Ganesha Chaturthi (Marathi: गणेश चतुर्थी, Hindi: गणेश चतुर्थी, Tamil: விநாயகர் சதுர்த்தி Kannada: ಗಣೇಶ ಚತುರ್ಥೀ,Telugu: వినాయక చవితి), also known as Vinayaka Chaturthi is the Hindu festival of Ganesha also called Vinayagar in Tamil Nadu, the son of Shiva and Parvati, who is believed to bestow his presence on earth for all his devotees in the duration of this festival. It is the day Shiva declared his son Ganesha as superior to all the gods. Ganesha is widely worshipped as the god of wisdom, prosperity and good fortune and traditionally invoked at the beginning of any new venture or at the start of travel.

Traditional stories tell that Lord Ganesha (or Ganapati) (the names mean “Lord isha or pati of Shiva’s hosts gana) was created by goddess Parvati, consort of Lord Shiva. Parvati created Ganesha out of sandalwood paste that she used for her bath and breathed life into the figure. She then set him to stand guard at her door while she bathed. However, while she bathed, Lord Shiva returned and as Ganesha didn’t know him, he didn’t allow him to enter. Lord Shiva became enraged and severed the head of the child and entered his house. After realizing that he had beheaded his own son, Lord Shiva fixed the head of an elephant (in some versions, Airavata, the vehicle of the god Indra) in place of Ganesha’s head. In this way, Lord Ganesha came to be depicted as the elephant-headed God.

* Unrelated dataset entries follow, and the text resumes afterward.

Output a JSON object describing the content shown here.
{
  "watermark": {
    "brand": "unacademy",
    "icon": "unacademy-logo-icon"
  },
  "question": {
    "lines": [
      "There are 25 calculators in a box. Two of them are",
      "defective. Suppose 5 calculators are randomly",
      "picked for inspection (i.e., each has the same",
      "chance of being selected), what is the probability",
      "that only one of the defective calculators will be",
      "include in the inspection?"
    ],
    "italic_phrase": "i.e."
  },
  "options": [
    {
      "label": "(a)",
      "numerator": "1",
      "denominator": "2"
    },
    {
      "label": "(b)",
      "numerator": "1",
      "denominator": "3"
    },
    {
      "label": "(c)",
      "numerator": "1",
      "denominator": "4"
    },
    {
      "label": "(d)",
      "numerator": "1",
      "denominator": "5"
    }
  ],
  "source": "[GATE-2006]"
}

Part 1

Sri Katpaga Vinayagar Temple Walthamstow, London Ganesha Visarjan at Clacton Sea Part 1 from Anand Kumar (London Temples) on Vimeo.

Part 2

Sri Katpaga Vinayagar Temple Walthamstow, London Ganesha Visarjan at Clacton Sea Part 2 from Anand Kumar (London Temples) on Vimeo.